IMF head Lagarde: Tax-shy Greeks 'must help themselves'
IMF head Christine Lagarde has urged Greeks to pay taxes, saying she worries more about the plight of children in sub-Saharan Africa than the people of the crisis-hit European nation.
In an interview with the Guardian newspaper, Ms Lagarde suggested it was payback time for Greece.
Greece has pledged to implement tough austerity measures in return for a multi-billion euro bailout.
But the deal is now under threat after inconclusive elections in May.
As Greece awaits a new poll in June, there are now fears that Athens may be forced to leave the eurozone.
This could potentially trigger a run on banks - not only in Greece but in other eurozone nations, experts warn.
In the interview published on Friday, the International Monetary Fund head said: "As far as Athens is concerned, I also think about all those people who are trying to escape tax all the time. All these people in Greece who are trying to escape tax.
"I think they should also help themselves collectively," Ms Lagarde said.

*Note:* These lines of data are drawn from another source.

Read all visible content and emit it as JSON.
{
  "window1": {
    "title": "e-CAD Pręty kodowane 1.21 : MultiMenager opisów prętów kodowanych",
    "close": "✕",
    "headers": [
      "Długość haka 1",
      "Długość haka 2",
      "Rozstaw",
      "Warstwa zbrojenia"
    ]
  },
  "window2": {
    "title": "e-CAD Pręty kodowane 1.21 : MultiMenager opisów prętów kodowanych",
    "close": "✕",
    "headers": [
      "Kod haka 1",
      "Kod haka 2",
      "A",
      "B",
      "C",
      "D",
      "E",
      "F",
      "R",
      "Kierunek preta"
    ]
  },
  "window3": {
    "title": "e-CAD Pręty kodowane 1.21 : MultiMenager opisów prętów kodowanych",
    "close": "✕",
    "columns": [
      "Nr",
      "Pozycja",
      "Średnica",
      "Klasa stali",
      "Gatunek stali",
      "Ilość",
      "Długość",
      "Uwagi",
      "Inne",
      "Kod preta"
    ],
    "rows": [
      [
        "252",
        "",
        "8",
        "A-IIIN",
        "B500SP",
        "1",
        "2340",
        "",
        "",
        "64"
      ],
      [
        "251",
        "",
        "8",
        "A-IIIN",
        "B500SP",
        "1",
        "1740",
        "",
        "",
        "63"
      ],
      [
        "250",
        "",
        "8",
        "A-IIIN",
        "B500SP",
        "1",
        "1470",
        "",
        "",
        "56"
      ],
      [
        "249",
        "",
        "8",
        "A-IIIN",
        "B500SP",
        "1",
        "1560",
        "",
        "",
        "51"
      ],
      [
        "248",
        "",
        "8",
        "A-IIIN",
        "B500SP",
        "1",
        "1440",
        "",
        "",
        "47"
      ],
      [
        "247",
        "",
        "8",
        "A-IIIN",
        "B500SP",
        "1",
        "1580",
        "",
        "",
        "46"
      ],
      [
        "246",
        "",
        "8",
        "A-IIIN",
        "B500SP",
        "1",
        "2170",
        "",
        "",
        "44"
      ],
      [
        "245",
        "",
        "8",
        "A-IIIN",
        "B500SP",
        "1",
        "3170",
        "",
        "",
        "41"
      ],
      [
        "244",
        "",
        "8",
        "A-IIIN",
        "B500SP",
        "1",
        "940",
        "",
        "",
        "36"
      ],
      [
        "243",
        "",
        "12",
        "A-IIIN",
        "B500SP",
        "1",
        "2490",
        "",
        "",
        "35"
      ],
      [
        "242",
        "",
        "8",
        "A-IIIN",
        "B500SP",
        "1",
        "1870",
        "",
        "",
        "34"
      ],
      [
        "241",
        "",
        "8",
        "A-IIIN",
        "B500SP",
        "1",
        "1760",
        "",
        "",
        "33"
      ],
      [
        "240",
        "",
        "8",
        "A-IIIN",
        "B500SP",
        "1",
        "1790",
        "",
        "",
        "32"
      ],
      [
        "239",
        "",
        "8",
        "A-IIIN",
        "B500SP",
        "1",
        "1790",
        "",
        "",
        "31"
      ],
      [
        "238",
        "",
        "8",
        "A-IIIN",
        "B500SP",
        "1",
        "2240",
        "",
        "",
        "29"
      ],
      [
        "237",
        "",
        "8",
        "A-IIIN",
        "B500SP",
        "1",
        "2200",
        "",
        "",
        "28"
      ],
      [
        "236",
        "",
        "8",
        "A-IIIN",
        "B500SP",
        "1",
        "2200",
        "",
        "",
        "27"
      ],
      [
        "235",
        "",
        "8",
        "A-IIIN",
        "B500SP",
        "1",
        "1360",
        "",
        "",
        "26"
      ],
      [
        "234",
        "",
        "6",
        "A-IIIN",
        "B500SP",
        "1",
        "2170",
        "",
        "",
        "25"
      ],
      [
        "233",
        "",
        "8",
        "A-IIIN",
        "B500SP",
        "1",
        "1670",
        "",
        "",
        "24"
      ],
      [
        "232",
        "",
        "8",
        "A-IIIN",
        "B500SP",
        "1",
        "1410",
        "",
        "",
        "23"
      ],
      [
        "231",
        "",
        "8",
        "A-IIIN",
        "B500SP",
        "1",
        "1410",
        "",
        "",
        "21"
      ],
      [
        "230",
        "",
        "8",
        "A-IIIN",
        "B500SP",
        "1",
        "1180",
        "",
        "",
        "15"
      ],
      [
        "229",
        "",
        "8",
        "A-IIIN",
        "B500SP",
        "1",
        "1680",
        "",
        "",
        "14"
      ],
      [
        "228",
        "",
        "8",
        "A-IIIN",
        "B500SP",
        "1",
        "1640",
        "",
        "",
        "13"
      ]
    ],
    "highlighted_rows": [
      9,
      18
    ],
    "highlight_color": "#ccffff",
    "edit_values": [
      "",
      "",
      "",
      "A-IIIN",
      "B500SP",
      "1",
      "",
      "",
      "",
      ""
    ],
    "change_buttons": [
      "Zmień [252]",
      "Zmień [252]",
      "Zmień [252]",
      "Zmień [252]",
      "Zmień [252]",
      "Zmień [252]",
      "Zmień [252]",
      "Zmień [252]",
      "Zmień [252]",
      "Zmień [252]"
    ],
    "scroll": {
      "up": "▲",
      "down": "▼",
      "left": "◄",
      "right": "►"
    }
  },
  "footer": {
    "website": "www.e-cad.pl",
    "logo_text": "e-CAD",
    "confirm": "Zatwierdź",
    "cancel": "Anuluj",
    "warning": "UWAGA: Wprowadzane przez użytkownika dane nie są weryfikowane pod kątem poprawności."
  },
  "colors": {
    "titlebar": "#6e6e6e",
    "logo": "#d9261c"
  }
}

She added: "I think more of the little kids from a school in a little village in Niger who get teaching two hours a day, sharing one chair for three of them, and who are very keen to get an education. I have them in my mind all the time.
"Because I think they need even more help than the people in Athens."
And when asked if she was saying to the Greeks and other European nations that they had had a nice time and it was now payback time, Ms Lagarde responded: "That's right."
She also reiterated that the IMF had no intention of softening the terms of Greece's austerity package.
Greece has been in recession for five years, crippled by a debt mountain, high unemployment and labour unrest over the austerity measures.
Opinion polls now suggest that the leftist bloc Syriza, which came second in Greece's 6 May election, is likely to win the vote on 17 June.
It opposes the stringent conditions imposed on Greece under its massive EU-IMF bailout deal.